Originally, I was confused by what to look for in the image. I know how to apply the term camp to most glitzy, glamorous, gaudy, atrocious things, but more broadly, the response required some work for me. I also know that I was inspired by those who exhibited camp, yet I realized how little I really knew about the word.
David did not ask me to re-evaluate my sense of self in constructing this response, but I felt as though I needed to. I see myself in the woman and in the aesthetic of camp. Even now, I want to justify why, but David provided the non-judgmental space I needed to play within the broad parameters to create a fun and engaged response.
In determining my response, I looked to a piece of work that’s currently hanging front and centre in my bedroom – “Poise” by my friend Reilly Knowles.
Funnily enough, the work is all about the 1920s – the decoration, the design, the fashion. I remember we chatted about how that period of fashion was slightly ubiquitous when it came to gender. This shaped how I thought about the specific image I was offered. I realized that the style of dress breaks all of the rules! The fabrics, the cut, the colours… none of it is as it should be.
Next, I thought of camp as a broad, overarching theme. I wondered when I had exhibited camp by intention, by accident or by nature? This was important because I really wanted to dress up as David did.
I revisited a photoshoot that I had done with my friend Marisa Casini, who is an extremely talented MUA. The look is not necessarily camp, but it was edging onto the amount of glam and glitter that I wish I could incorporate into my everyday life. It was shortly after this time, that I began dreaming about being a bio-queen.
So I determined, is there anything more camp than drag? (Duh.) Yet, I was crestfallen when I had come upon the answer, because I had no skills when it came to makeup – and that is a big part of dressing up. I reeled in my thoughts. Isn’t camp actually a bit about failure? – at least, that’s how it tends to live in the normative world. So I decided to try anyway, and to fail hard.
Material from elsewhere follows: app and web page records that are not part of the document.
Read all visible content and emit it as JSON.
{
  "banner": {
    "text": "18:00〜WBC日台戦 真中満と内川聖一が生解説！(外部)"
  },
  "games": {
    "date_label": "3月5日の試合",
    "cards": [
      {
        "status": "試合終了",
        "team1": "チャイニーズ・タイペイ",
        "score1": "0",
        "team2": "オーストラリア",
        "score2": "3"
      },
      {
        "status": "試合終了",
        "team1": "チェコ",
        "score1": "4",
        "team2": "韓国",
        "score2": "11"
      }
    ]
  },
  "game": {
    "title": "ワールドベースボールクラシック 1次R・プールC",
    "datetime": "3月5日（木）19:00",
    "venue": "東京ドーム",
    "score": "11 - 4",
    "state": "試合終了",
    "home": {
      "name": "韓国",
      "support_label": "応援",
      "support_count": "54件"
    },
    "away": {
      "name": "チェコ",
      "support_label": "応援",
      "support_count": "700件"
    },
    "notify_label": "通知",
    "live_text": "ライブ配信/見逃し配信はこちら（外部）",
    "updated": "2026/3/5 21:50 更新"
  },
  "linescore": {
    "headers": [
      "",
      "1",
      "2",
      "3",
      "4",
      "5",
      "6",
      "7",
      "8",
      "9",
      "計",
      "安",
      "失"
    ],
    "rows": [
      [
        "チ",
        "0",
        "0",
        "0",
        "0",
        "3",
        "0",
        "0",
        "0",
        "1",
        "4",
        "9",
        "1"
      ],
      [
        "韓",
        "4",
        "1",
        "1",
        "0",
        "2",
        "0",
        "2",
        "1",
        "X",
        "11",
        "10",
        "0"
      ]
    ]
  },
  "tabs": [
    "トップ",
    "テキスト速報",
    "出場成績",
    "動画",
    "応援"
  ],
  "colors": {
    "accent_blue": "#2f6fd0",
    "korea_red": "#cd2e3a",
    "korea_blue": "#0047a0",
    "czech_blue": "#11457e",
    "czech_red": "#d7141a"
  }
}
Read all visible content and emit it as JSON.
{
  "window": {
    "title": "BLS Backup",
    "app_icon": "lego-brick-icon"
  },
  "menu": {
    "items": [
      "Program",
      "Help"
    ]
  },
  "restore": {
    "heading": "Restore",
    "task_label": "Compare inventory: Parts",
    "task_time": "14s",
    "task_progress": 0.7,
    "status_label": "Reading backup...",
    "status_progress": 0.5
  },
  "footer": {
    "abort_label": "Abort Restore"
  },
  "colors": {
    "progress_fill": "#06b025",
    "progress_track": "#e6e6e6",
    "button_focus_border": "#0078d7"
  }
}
My evaluations led to two conclusions: the 1920s was all about camp, and if I wanted to respond to David’s prompts, I would need to don something interesting.
I ended up looking like this:
And responding like this:
To be honest, I wish I didn’t try to fit my thoughts in a minute, or not change out of my t-shirt. The making was daunting and embarrassing all on my own, but I felt totally and completely empowered looking like this (is that the power of camp?). I took this farther than I know I needed to (and was very unsuccessful in the process), but I really enjoyed myself.
I realize now that this small exercise has provided me with a lot of fodder and thoughts and things to think about. For that, I am immensely grateful.
Thanks again for including me. I really enjoyed digging deep to figure this out.
P.S. If you’re curious just how little I know about makeup, I put the eyelash glue on my actual eyebrow. I also ripped it off like wax when I was finished. Looks like I have a lot to learn before I end up at the Met Gala.
P.S.S. To see all of the other incredible responses curated by David, please check out the compilation here: https://mooksblog.myblog.arts.ac.uk